Every cell in your body is a busy factory, constantly engaged in turning raw materials into complex proteins via the processes of gene expression, following the blueprints in your DNA. The source of much of the necessary supply of raw materials is the cell itself: a great deal of recycling takes place as damaged proteins and larger structures such as organelles are broken down into constituent molecules that are promptly fed back into the factory process.
This recycling isn't just a matter of obtaining parts: it is quality control for cellular machinery vital to life. Autophagy is the name given to the collection of processes by which unwanted and damaged cellular components are identified and then fed into the furnaces known as lysosomes. A lysosome is a specialized organelle packed with enzymes capable of dismantling near everything it is likely to receive in the course of its duties. It engulfs the refuse and destroys it, producing useful raw materials in the process.
With time, however, our lysosomes do in fact ingest a range of items that they cannot deal with. In our long-lived cells, many of which must last a lifetime, lysosomes become bloated and malfunctioning, packed to the gills with harmful materials collectively known as lipofusin. The ability of cells to keep themselves damage-free and functional deteriorates as a consequence, and this is one of the contributing causes of degenerative aging as a whole. It is particularly important in conditions such as macular degeneration, but a long laundry list of other age-related conditions - many of them ultimately fatal - have lysosomal dysfunction and lipofuscin accumulation noted as contributed causes.
We know that this happens, and we know that it causes great harm, but what can be done to prevent it and reverse it? To answer that question, here is the latest in a series of posts on rejuvenation research by philanthropist Jason Hope.
Cells create waste products and, left unaddressed, these byproducts disable body cells to cause serious illnesses. Scientists at SENS Research Foundation Research Center are currently developing ways to remove these waste products, known as lysosomal aggregates, from cells, in order to restore the cells to health and thereby treat these illnesses or prevent their onset. To understand the nature of the scientists' work, it helpful to create a working analogy that makes understanding lysosomal aggregates easier.

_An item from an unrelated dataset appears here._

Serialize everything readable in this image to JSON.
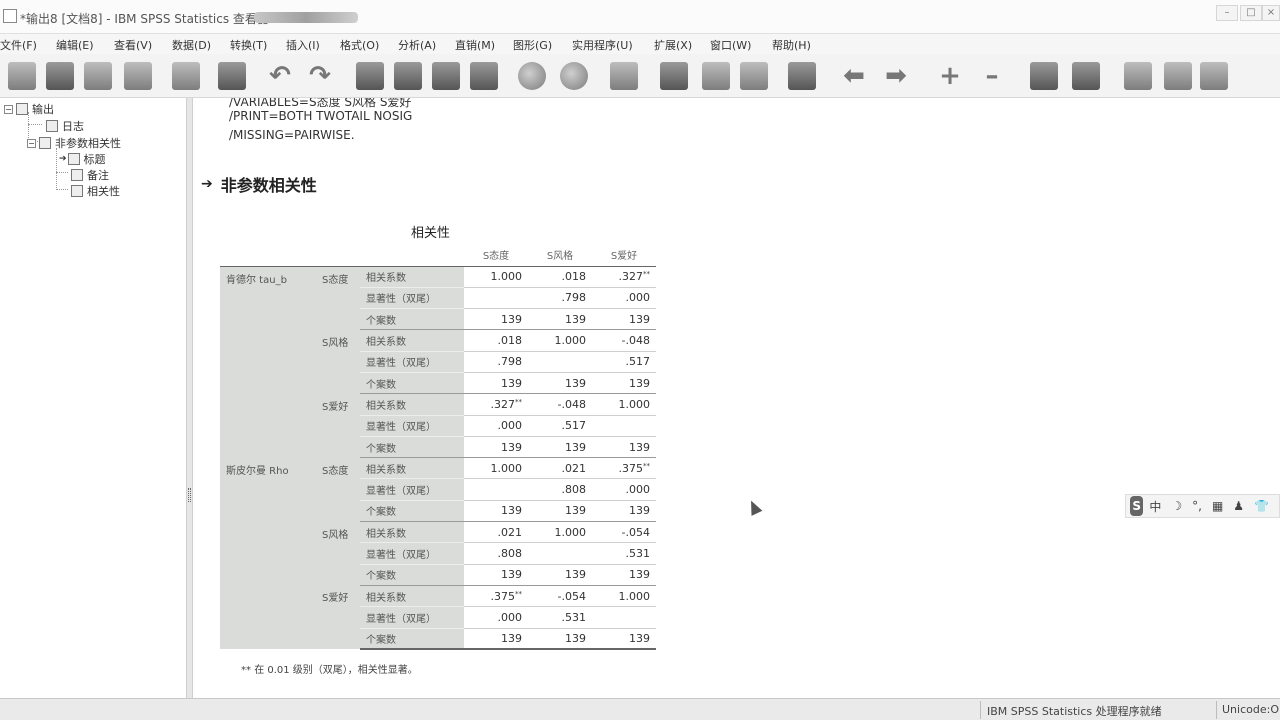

Lysosomal aggregates are like non-biodegradable plastic bags and other garbage rising over the tops of landfills to pollute nearby land. Left unaddressed, unhealthy substances from the garbage disrupt the lives of plants and animals surrounding the landfill to the point of causing disease and death to those organisms. The nature of the illness and disease depends largely on the type of waste polluting the landscape. Plastic bags might entangle a bird, for example, or antifreeze may poison a passing coyote. Each toxin causes a specific effect on a particular organism.

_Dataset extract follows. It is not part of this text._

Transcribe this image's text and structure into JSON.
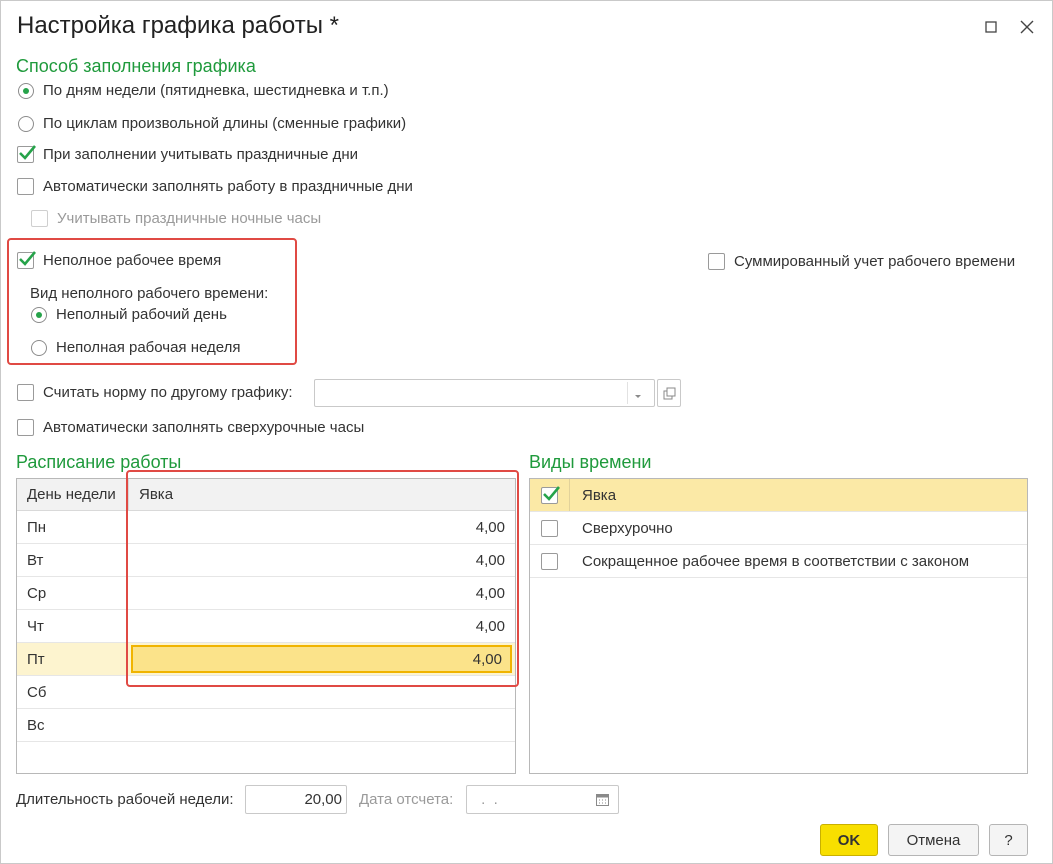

Each particular lysosomal aggregate tends to form in a specific type of body cell. When the amount of aggregate is large enough to interfere with normal cell function, the cell can no longer carry out its function, and as more and more cells of a given type become dysfunctional it leads to illness. Age-related macular degeneration, or AMD, is an excellent example of this action. Special cells in the retina of the eye, known as retinal pigment epithelium or RPE cells, produce the waste material A2E. Many scientists think the accumulation of A2E disables RPE cells to cause the vision loss associated with AMD.
The Lysosomal Aggregates team at SENS Research Foundation Research Center is working to identify optimal A2E-degrading enzymes, and to deliver them directly into the lysosomes in the eye. In their previous work, the team had been able to identify many enzymes capable of stopping A2E in a petri dish but was unable to deliver these enzymes into an actual lysosome in an eye. They are working to develop methods to deliver these enzymes to the lysosomes. One procedure in particular, known as SENS20, works both in vitro and in actual RPE cells, but others may work even better.
Lysosomal aggregates [are also] associated with atherosclerosis, commonly known as hardening of the arteries. Oxidation can cause breakdown of the "bad cholesterol" LDL in the bloodstream. This breakdown increases the levels of 7-ketocholesterol, or 7KC, known to cause the narrowed arteries and poor cardiac function associated with atherosclerosis. Researchers from Rice University are working to develop enzymes that reduce 7KC in hopes of reversing the processes that cause atherosclerosis.
SENS Research Foundation is making great strides in reducing the devastating health effects caused by lysosomal aggregates. With continued research, the scientists hope to someday treat or prevent widespread debilitating illnesses like age-related macular degeneration and atherosclerosis.